Syrian Ceasefire Deal Remains in Place amid Sporadic Crossfires
The Syrian government and opposition on Dec. 30, 2016 reached a ceasefire agreement, as peace talks brokered by Turkey and Russia are due in Kazakhstan in January, in an attempt to find a final end to the conflict.
“The agreement is fragile because, first, the ceasefire is not widely reached. The opposition in the central and northern regions joined, but those in the southern region didn’t. The ceasefire lacked oversight and a coordinated mechanism to stop any attempt to destroy it and take actions against such an attempt,” said Mohammad Alomari, a political analyst.
The Wadi Barada in Damascus’s western suburbs now has become a hot area for intensive fighting.
Syrian forces continued their fighting there as they claimed that the area is a stronghold of the terrorist organization, al-Nusra Front, but the opposition said it’s the Syrian government that violates the agreement.

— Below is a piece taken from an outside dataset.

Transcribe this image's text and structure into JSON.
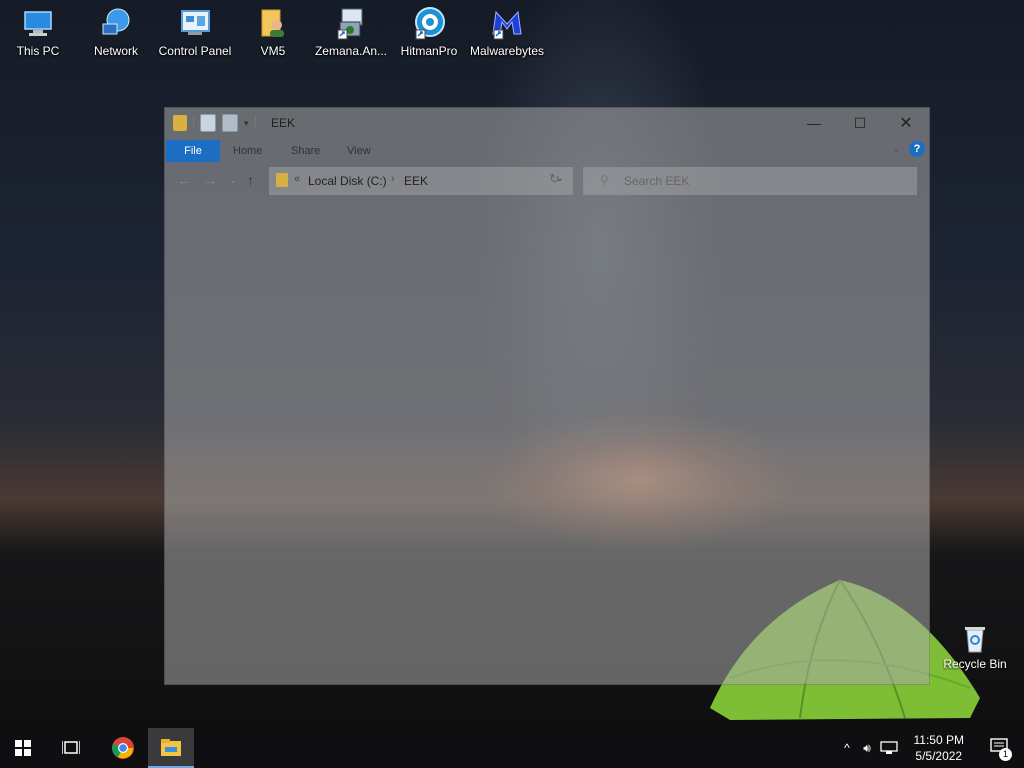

But political analyst Mazen Bilal said the warfare in Wadi Barada won’t have an obvious impact on the ceasefire agreement but it will matter a lot for several million Damascus residents as the area works as a water source.
“I don’t think the warfare in Wadi Barad can influence the ceasefire. It’s not a key factor although its location is very important. The fighting there will work as a model for actions against al-Nusra Front,” Bilal said.
In 2016, two ceasefires were brokered by the United States and Russia but failed in the end.
But analyst said this agreement is likely to continue because of Turkey’s role in the ceasefire.
“This ceasefire is controlled better than those before which were destroyed as armed forces can’t be handled well. Turkey, as one party of this agreement, will have a direct influence on the rebels,” Bilal added.